The fuel these spacecraft were launched with was all that they were planned to have for their entire operational life. The RRM experiment asked a simple question: “What if it didn’t have to be this way?” Orbital ATK is now working to take the concept that was studied on the RMM (which was developed by NASA’s Goddard Space Flight Center) and take it into a different, and commercial, angle.
The Mission Extension Vehicle-1 (MEV-1) has been labeled by Orbital ATK as the “first commercial in-space satellite servicing system” and recently (earlier this year) completed its critical design review.
An estimated 75 percent of the spacecraft’s payload components and platform have already been sent to Orbital ATK’s Satellite Manufacturing Facility located in Virginia.
If everything continues to go as planned, system level testing should begin in spring of 2018, with the launch taking place later that year. MEV-1 will not be flying solo, but it will instead travel with the Eutelsat 5WB satellite, which was also constructed by Orbital ATK. The duo is slated to launch from the Baikonur Cosmodrome atop an International Launch Services Proton Breeze-M rocket.
Once it has been checked out and is operational, it is hoped that the spacecraft will be able to provide life-extending services to Intelsat S.A. as early as 2019.
“Intelsat has a strong track record of incorporating innovative satellite technologies into its global operations, and MEV-1 will further those efforts,” said Ken Lee, Intelsat’s Senior Vice President of Space Systems via a press release issued by Orbital ATK. “In-orbit servicing will enhance our flexibility, responsiveness to market opportunities and provide additional robustness to our global fleet. With Orbital ATK, we have the right approach and a partner that fully understands the needs of our customers.”

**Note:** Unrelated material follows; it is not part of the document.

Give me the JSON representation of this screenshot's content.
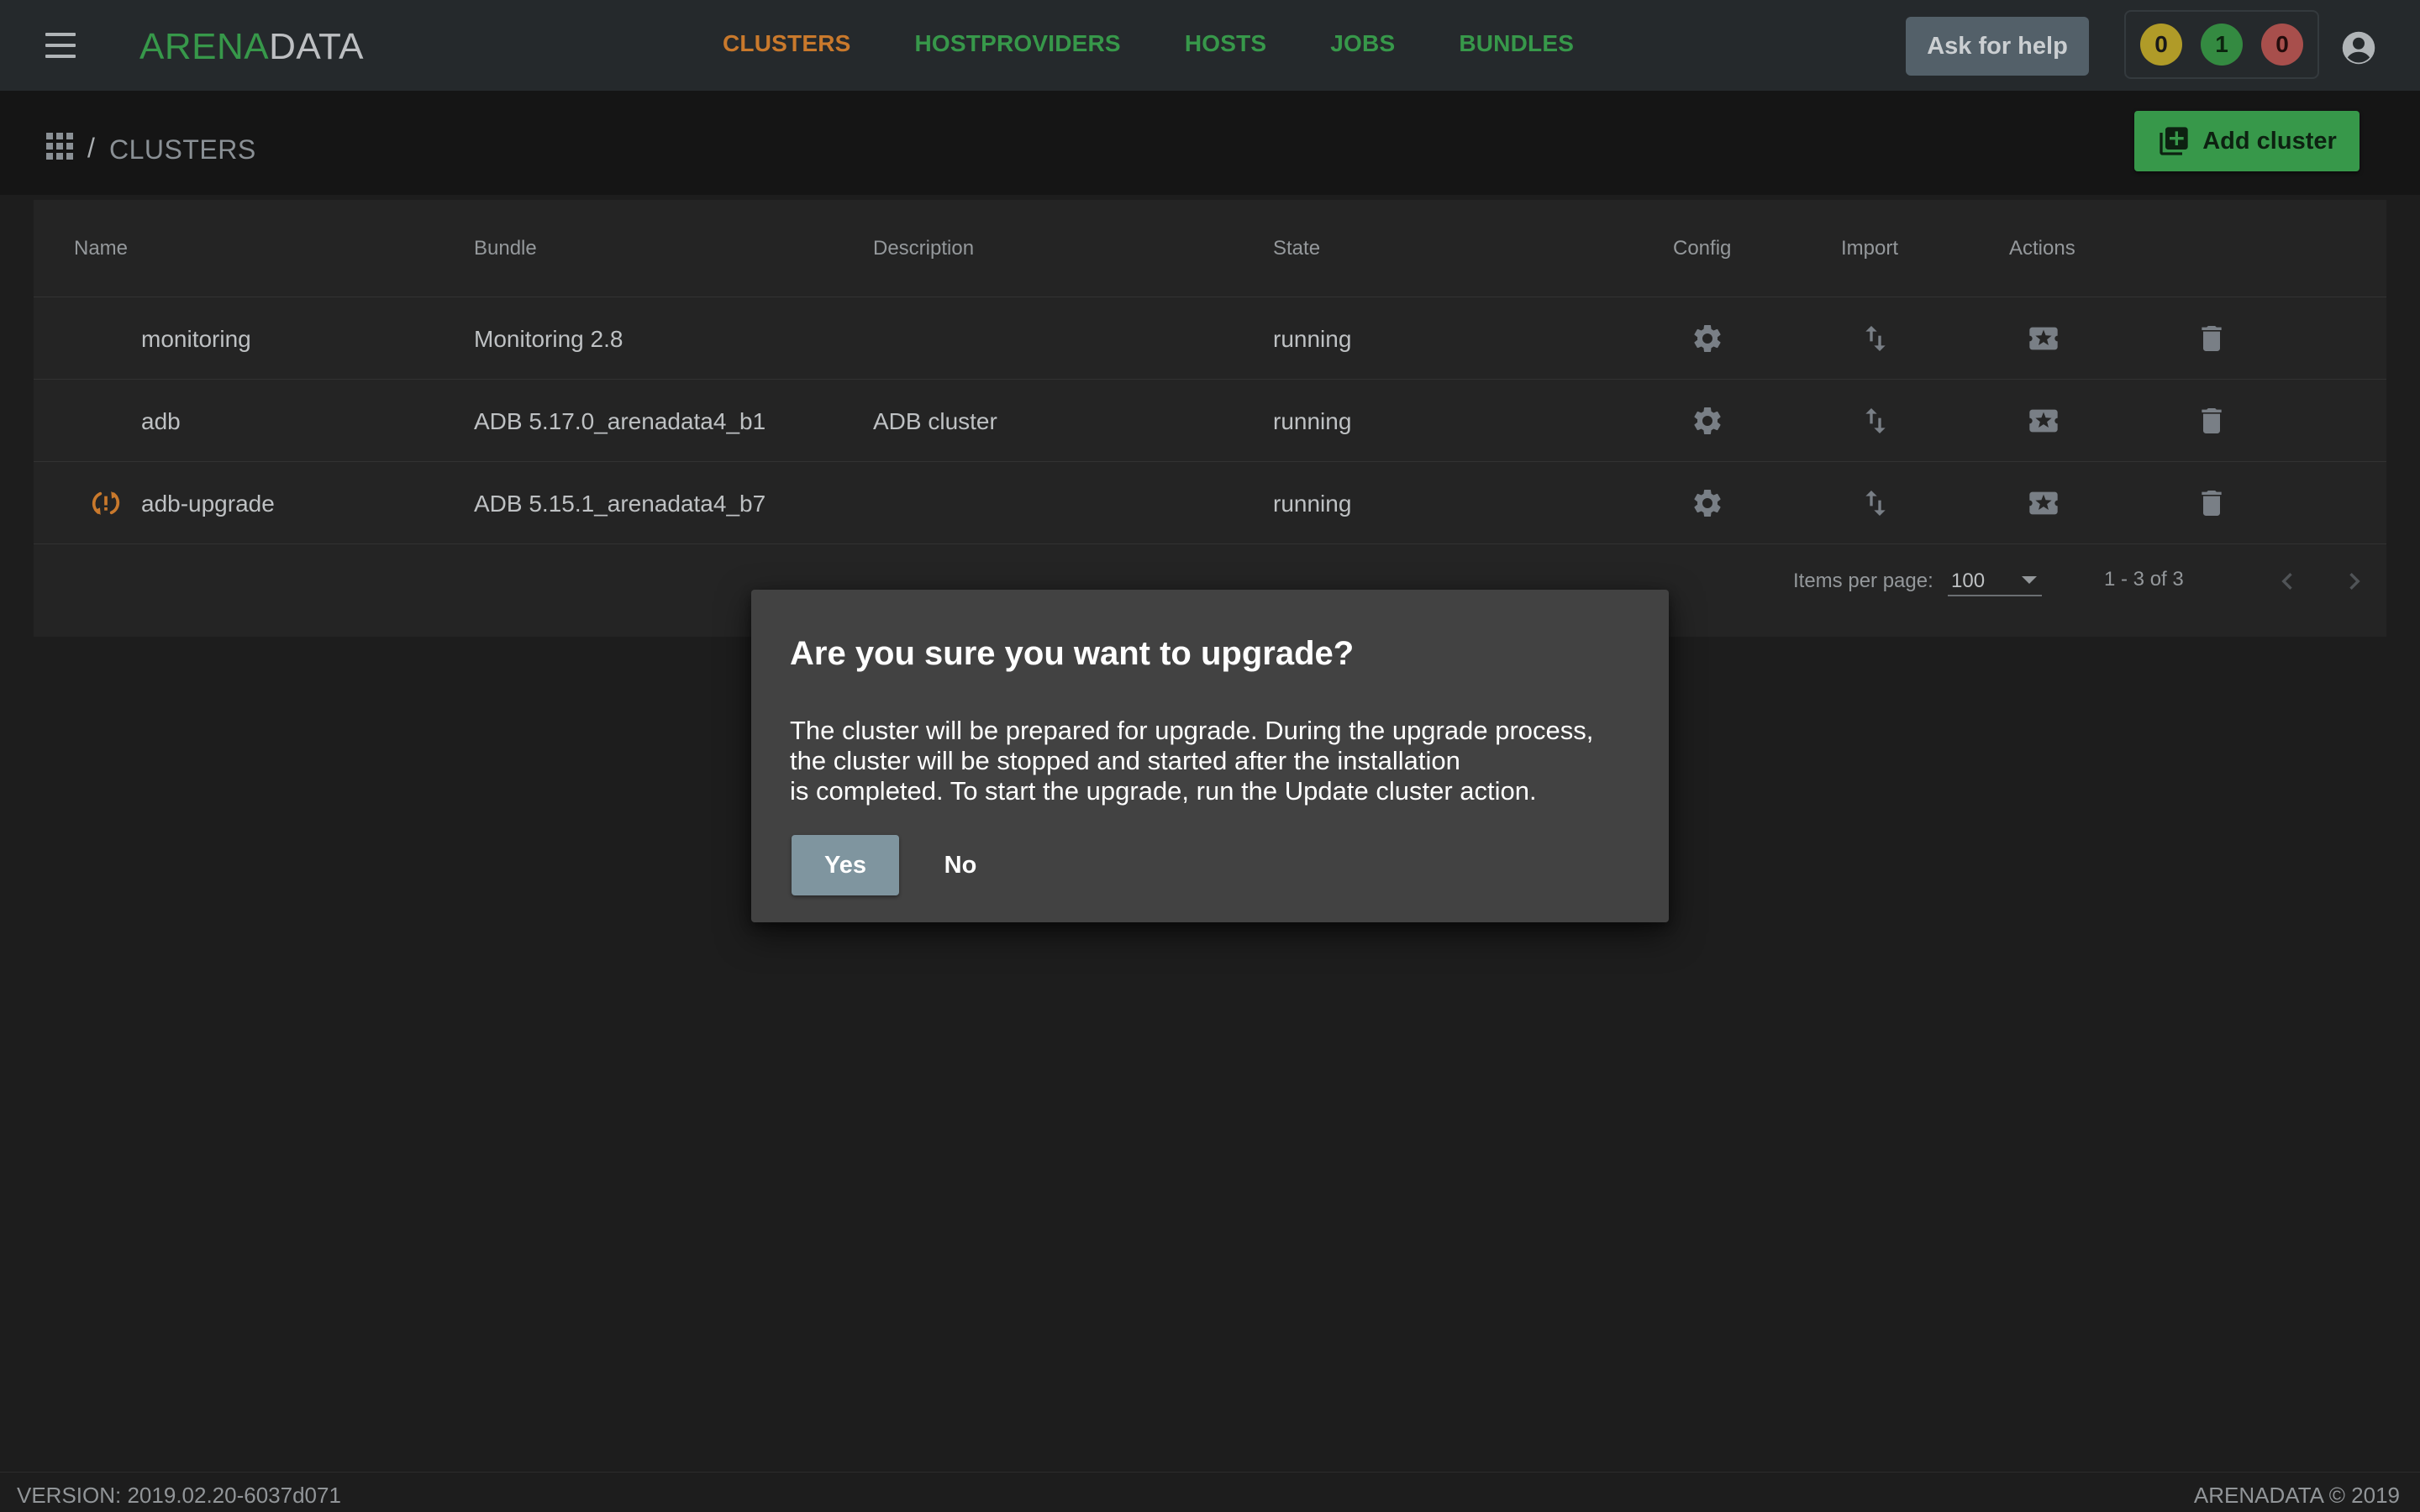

MEV-1 will utilize a docking system that attaches to features on the exterior of other spacecraft. Different than RRM, which looked at ways of refueling existing spacecraft, MEV-1 will endeavor to expand the operational life of spacecraft by taking over their orbital maintenance as well as attitude control functions.
MEV-1 is based on Orbital ATK’s GEOStar spacecraft platform and the satellite was built at various facilities that the company operates. If everything on board the spacecraft functions as planned, MEV-1 will perform an array of dockings and repositionings during its planned 15-year design life. Essentially, when the needs of one customer are met, the MEV-1 spacecraft would undock and move on to another assignment.
The MEV provides a 15-year design life and carries enough fuel to grant more than 15 years of station keeping “life” while docked with the average 4,409-pound (2,000 kg) geosynchronous satellite.
Orbital ATK has big plans that include a fleet of on-orbit spacecraft which would provide these services to older satellites. This could also see a decrease in spacecraft that are launched annually, as spacecraft could see their operational lives extended well past what was originally planned. When one considers the growing threat of space-based debris, this new method of operation has obvious benefits.
While having someone stop by with a spare tank of gas is nice, sometimes your car breaks down and you need a repair. Orbital ATK is looking to address this issue, along with in-space transportation services as well.
“The start of assembly of MEV‑1 means that in-orbit satellite servicing will soon become a reality,” Tom Wilson, President of Space Logistics said via the same release. “MEV-1 will be the first spacecraft of its kind to offer this innovative service. This is just the first step toward introducing even more advanced space logistics capabilities in the future.”